**Exercise objective**. Using the material below, state how many of its lines contain the string "Master", with no other words.

**Provided material**.
________________
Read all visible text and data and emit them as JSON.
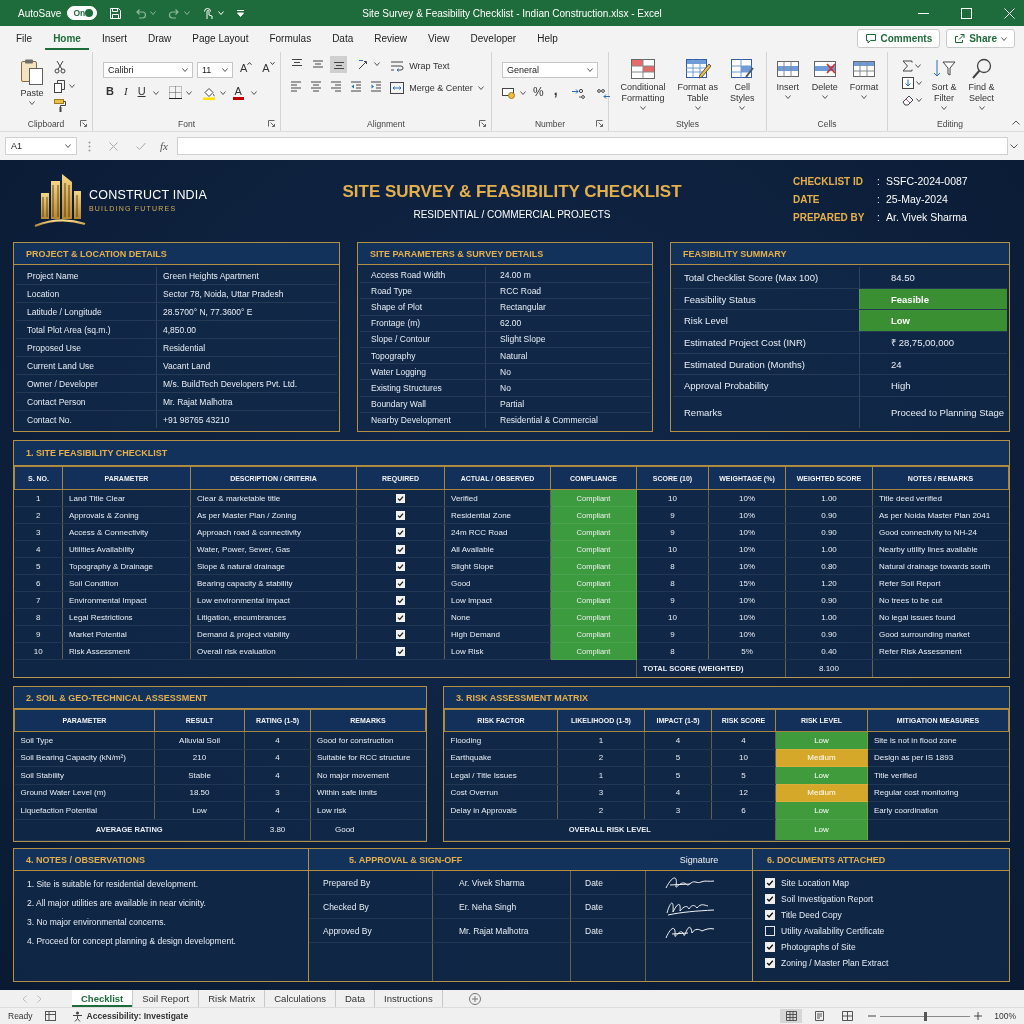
{
  "window": {
    "title": "Site Survey & Feasibility Checklist - Indian Construction.xlsx - Excel",
    "autosave": {
      "label": "AutoSave",
      "on": true,
      "state_label": "On"
    }
  },
  "menu": {
    "tabs": [
      {
        "label": "File",
        "selected": false
      },
      {
        "label": "Home",
        "selected": true
      },
      {
        "label": "Insert",
        "selected": false
      },
      {
        "label": "Draw",
        "selected": false
      },
      {
        "label": "Page Layout",
        "selected": false
      },
      {
        "label": "Formulas",
        "selected": false
      },
      {
        "label": "Data",
        "selected": false
      },
      {
        "label": "Review",
        "selected": false
      },
      {
        "label": "View",
        "selected": false
      },
      {
        "label": "Developer",
        "selected": false
      },
      {
        "label": "Help",
        "selected": false
      }
    ],
    "comments": "Comments",
    "share": "Share"
  },
  "ribbon": {
    "clipboard": {
      "paste": "Paste",
      "label": "Clipboard"
    },
    "font": {
      "name": "Calibri",
      "size": "11",
      "grow": "A",
      "shrink": "A",
      "bold": "B",
      "italic": "I",
      "underline": "U",
      "color_letter": "A",
      "label": "Font"
    },
    "alignment": {
      "vertical": [
        {
          "selected": false
        },
        {
          "selected": false
        },
        {
          "selected": true
        }
      ],
      "wrap": "Wrap Text",
      "merge": "Merge & Center",
      "label": "Alignment"
    },
    "number": {
      "format": "General",
      "percent": "%",
      "comma": ",",
      "label": "Number"
    },
    "styles": {
      "conditional": [
        "Conditional",
        "Formatting"
      ],
      "format_table": [
        "Format as",
        "Table"
      ],
      "cell_styles": [
        "Cell",
        "Styles"
      ],
      "label": "Styles"
    },
    "cells": {
      "insert": "Insert",
      "delete": "Delete",
      "format": "Format",
      "label": "Cells"
    },
    "editing": {
      "sort": [
        "Sort &",
        "Filter"
      ],
      "find": [
        "Find &",
        "Select"
      ],
      "label": "Editing"
    }
  },
  "formula_bar": {
    "name_box": "A1",
    "fx": "fx"
  },
  "sheet": {
    "header": {
      "company": "CONSTRUCT INDIA",
      "tagline": "BUILDING FUTURES",
      "title": "SITE SURVEY & FEASIBILITY CHECKLIST",
      "subtitle": "RESIDENTIAL / COMMERCIAL PROJECTS",
      "meta": [
        {
          "label": "CHECKLIST ID",
          "separator": ":",
          "value": "SSFC-2024-0087"
        },
        {
          "label": "DATE",
          "separator": ":",
          "value": "25-May-2024"
        },
        {
          "label": "PREPARED BY",
          "separator": ":",
          "value": "Ar. Vivek Sharma"
        }
      ]
    },
    "project_details": {
      "title": "PROJECT & LOCATION DETAILS",
      "rows": [
        {
          "label": "Project Name",
          "value": "Green Heights Apartment"
        },
        {
          "label": "Location",
          "value": "Sector 78, Noida, Uttar Pradesh"
        },
        {
          "label": "Latitude / Longitude",
          "value": "28.5700° N, 77.3600° E"
        },
        {
          "label": "Total Plot Area (sq.m.)",
          "value": "4,850.00"
        },
        {
          "label": "Proposed Use",
          "value": "Residential"
        },
        {
          "label": "Current Land Use",
          "value": "Vacant Land"
        },
        {
          "label": "Owner / Developer",
          "value": "M/s. BuildTech Developers Pvt. Ltd."
        },
        {
          "label": "Contact Person",
          "value": "Mr. Rajat Malhotra"
        },
        {
          "label": "Contact No.",
          "value": "+91 98765 43210"
        }
      ]
    },
    "site_parameters": {
      "title": "SITE PARAMETERS & SURVEY DETAILS",
      "rows": [
        {
          "label": "Access Road Width",
          "value": "24.00 m"
        },
        {
          "label": "Road Type",
          "value": "RCC Road"
        },
        {
          "label": "Shape of Plot",
          "value": "Rectangular"
        },
        {
          "label": "Frontage (m)",
          "value": "62.00"
        },
        {
          "label": "Slope / Contour",
          "value": "Slight Slope"
        },
        {
          "label": "Topography",
          "value": "Natural"
        },
        {
          "label": "Water Logging",
          "value": "No"
        },
        {
          "label": "Existing Structures",
          "value": "No"
        },
        {
          "label": "Boundary Wall",
          "value": "Partial"
        },
        {
          "label": "Nearby Development",
          "value": "Residential & Commercial"
        }
      ]
    },
    "feasibility_summary": {
      "title": "FEASIBILITY SUMMARY",
      "rows": [
        {
          "label": "Total Checklist Score (Max 100)",
          "value": "84.50",
          "highlighted": false
        },
        {
          "label": "Feasibility Status",
          "value": "Feasible",
          "highlighted": true
        },
        {
          "label": "Risk Level",
          "value": "Low",
          "highlighted": true
        },
        {
          "label": "Estimated Project Cost (INR)",
          "value": "₹ 28,75,00,000",
          "highlighted": false
        },
        {
          "label": "Estimated Duration (Months)",
          "value": "24",
          "highlighted": false
        },
        {
          "label": "Approval Probability",
          "value": "High",
          "highlighted": false
        },
        {
          "label": "Remarks",
          "value": "Proceed to Planning Stage",
          "highlighted": false
        }
      ]
    },
    "checklist": {
      "title": "1. SITE FEASIBILITY CHECKLIST",
      "columns": [
        "S. NO.",
        "PARAMETER",
        "DESCRIPTION / CRITERIA",
        "REQUIRED",
        "ACTUAL / OBSERVED",
        "COMPLIANCE",
        "SCORE (10)",
        "WEIGHTAGE (%)",
        "WEIGHTED SCORE",
        "NOTES / REMARKS"
      ],
      "rows": [
        {
          "no": "1",
          "parameter": "Land Title Clear",
          "description": "Clear & marketable title",
          "required": true,
          "actual": "Verified",
          "compliance": "Compliant",
          "compliant": true,
          "score": "10",
          "weightage": "10%",
          "weighted_score": "1.00",
          "notes": "Title deed verified"
        },
        {
          "no": "2",
          "parameter": "Approvals & Zoning",
          "description": "As per Master Plan / Zoning",
          "required": true,
          "actual": "Residential Zone",
          "compliance": "Compliant",
          "compliant": true,
          "score": "9",
          "weightage": "10%",
          "weighted_score": "0.90",
          "notes": "As per Noida Master Plan 2041"
        },
        {
          "no": "3",
          "parameter": "Access & Connectivity",
          "description": "Approach road & connectivity",
          "required": true,
          "actual": "24m RCC Road",
          "compliance": "Compliant",
          "compliant": true,
          "score": "9",
          "weightage": "10%",
          "weighted_score": "0.90",
          "notes": "Good connectivity to NH-24"
        },
        {
          "no": "4",
          "parameter": "Utilities Availability",
          "description": "Water, Power, Sewer, Gas",
          "required": true,
          "actual": "All Available",
          "compliance": "Compliant",
          "compliant": true,
          "score": "10",
          "weightage": "10%",
          "weighted_score": "1.00",
          "notes": "Nearby utility lines available"
        },
        {
          "no": "5",
          "parameter": "Topography & Drainage",
          "description": "Slope & natural drainage",
          "required": true,
          "actual": "Slight Slope",
          "compliance": "Compliant",
          "compliant": true,
          "score": "8",
          "weightage": "10%",
          "weighted_score": "0.80",
          "notes": "Natural drainage towards south"
        },
        {
          "no": "6",
          "parameter": "Soil Condition",
          "description": "Bearing capacity & stability",
          "required": true,
          "actual": "Good",
          "compliance": "Compliant",
          "compliant": true,
          "score": "8",
          "weightage": "15%",
          "weighted_score": "1.20",
          "notes": "Refer Soil Report"
        },
        {
          "no": "7",
          "parameter": "Environmental Impact",
          "description": "Low environmental impact",
          "required": true,
          "actual": "Low Impact",
          "compliance": "Compliant",
          "compliant": true,
          "score": "9",
          "weightage": "10%",
          "weighted_score": "0.90",
          "notes": "No trees to be cut"
        },
        {
          "no": "8",
          "parameter": "Legal Restrictions",
          "description": "Litigation, encumbrances",
          "required": true,
          "actual": "None",
          "compliance": "Compliant",
          "compliant": true,
          "score": "10",
          "weightage": "10%",
          "weighted_score": "1.00",
          "notes": "No legal issues found"
        },
        {
          "no": "9",
          "parameter": "Market Potential",
          "description": "Demand & project viability",
          "required": true,
          "actual": "High Demand",
          "compliance": "Compliant",
          "compliant": true,
          "score": "9",
          "weightage": "10%",
          "weighted_score": "0.90",
          "notes": "Good surrounding market"
        },
        {
          "no": "10",
          "parameter": "Risk Assessment",
          "description": "Overall risk evaluation",
          "required": true,
          "actual": "Low Risk",
          "compliance": "Compliant",
          "compliant": true,
          "score": "8",
          "weightage": "5%",
          "weighted_score": "0.40",
          "notes": "Refer Risk Assessment"
        }
      ],
      "total_label": "TOTAL SCORE (WEIGHTED)",
      "total_value": "8.100"
    },
    "soil": {
      "title": "2. SOIL & GEO-TECHNICAL ASSESSMENT",
      "columns": [
        "PARAMETER",
        "RESULT",
        "RATING (1-5)",
        "REMARKS"
      ],
      "rows": [
        {
          "parameter": "Soil Type",
          "result": "Alluvial Soil",
          "rating": "4",
          "remarks": "Good for construction"
        },
        {
          "parameter": "Soil Bearing Capacity (kN/m²)",
          "result": "210",
          "rating": "4",
          "remarks": "Suitable for RCC structure"
        },
        {
          "parameter": "Soil Stability",
          "result": "Stable",
          "rating": "4",
          "remarks": "No major movement"
        },
        {
          "parameter": "Ground Water Level (m)",
          "result": "18.50",
          "rating": "3",
          "remarks": "Within safe limits"
        },
        {
          "parameter": "Liquefaction Potential",
          "result": "Low",
          "rating": "4",
          "remarks": "Low risk"
        }
      ],
      "footer": {
        "label": "AVERAGE RATING",
        "rating": "3.80",
        "remarks": "Good"
      }
    },
    "risk": {
      "title": "3. RISK ASSESSMENT MATRIX",
      "columns": [
        "RISK FACTOR",
        "LIKELIHOOD (1-5)",
        "IMPACT (1-5)",
        "RISK SCORE",
        "RISK LEVEL",
        "MITIGATION MEASURES"
      ],
      "rows": [
        {
          "factor": "Flooding",
          "likelihood": "1",
          "impact": "4",
          "score": "4",
          "level": "Low",
          "color": "#3f9b3c",
          "mitigation": "Site is not in flood zone"
        },
        {
          "factor": "Earthquake",
          "likelihood": "2",
          "impact": "5",
          "score": "10",
          "level": "Medium",
          "color": "#d6a82a",
          "mitigation": "Design as per IS 1893"
        },
        {
          "factor": "Legal / Title Issues",
          "likelihood": "1",
          "impact": "5",
          "score": "5",
          "level": "Low",
          "color": "#3f9b3c",
          "mitigation": "Title verified"
        },
        {
          "factor": "Cost Overrun",
          "likelihood": "3",
          "impact": "4",
          "score": "12",
          "level": "Medium",
          "color": "#d6a82a",
          "mitigation": "Regular cost monitoring"
        },
        {
          "factor": "Delay in Approvals",
          "likelihood": "2",
          "impact": "3",
          "score": "6",
          "level": "Low",
          "color": "#3f9b3c",
          "mitigation": "Early coordination"
        }
      ],
      "footer": {
        "label": "OVERALL RISK LEVEL",
        "level": "Low",
        "color": "#3f9b3c"
      }
    },
    "notes": {
      "title": "4. NOTES / OBSERVATIONS",
      "items": [
        "1. Site is suitable for residential development.",
        "2. All major utilities are available in near vicinity.",
        "3. No major environmental concerns.",
        "4. Proceed for concept planning & design development."
      ]
    },
    "approval": {
      "title": "5. APPROVAL & SIGN-OFF",
      "signature_heading": "Signature",
      "rows": [
        {
          "role": "Prepared By",
          "name": "Ar. Vivek Sharma",
          "date_label": "Date"
        },
        {
          "role": "Checked By",
          "name": "Er. Neha Singh",
          "date_label": "Date"
        },
        {
          "role": "Approved By",
          "name": "Mr. Rajat Malhotra",
          "date_label": "Date"
        }
      ]
    },
    "documents": {
      "title": "6. DOCUMENTS ATTACHED",
      "items": [
        {
          "label": "Site Location Map",
          "checked": true
        },
        {
          "label": "Soil Investigation Report",
          "checked": true
        },
        {
          "label": "Title Deed Copy",
          "checked": true
        },
        {
          "label": "Utility Availability Certificate",
          "checked": false
        },
        {
          "label": "Photographs of Site",
          "checked": true
        },
        {
          "label": "Zoning / Master Plan Extract",
          "checked": true
        }
      ]
    }
  },
  "sheet_tabs": [
    {
      "label": "Checklist",
      "selected": true
    },
    {
      "label": "Soil Report",
      "selected": false
    },
    {
      "label": "Risk Matrix",
      "selected": false
    },
    {
      "label": "Calculations",
      "selected": false
    },
    {
      "label": "Data",
      "selected": false
    },
    {
      "label": "Instructions",
      "selected": false
    }
  ],
  "status_bar": {
    "mode": "Ready",
    "accessibility": "Accessibility: Investigate",
    "views": [
      {
        "selected": true
      },
      {
        "selected": false
      },
      {
        "selected": false
      }
    ],
    "zoom_slider": {
      "level": 0.5
    },
    "zoom": "100%"
  }
}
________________
**Solved problem**. 3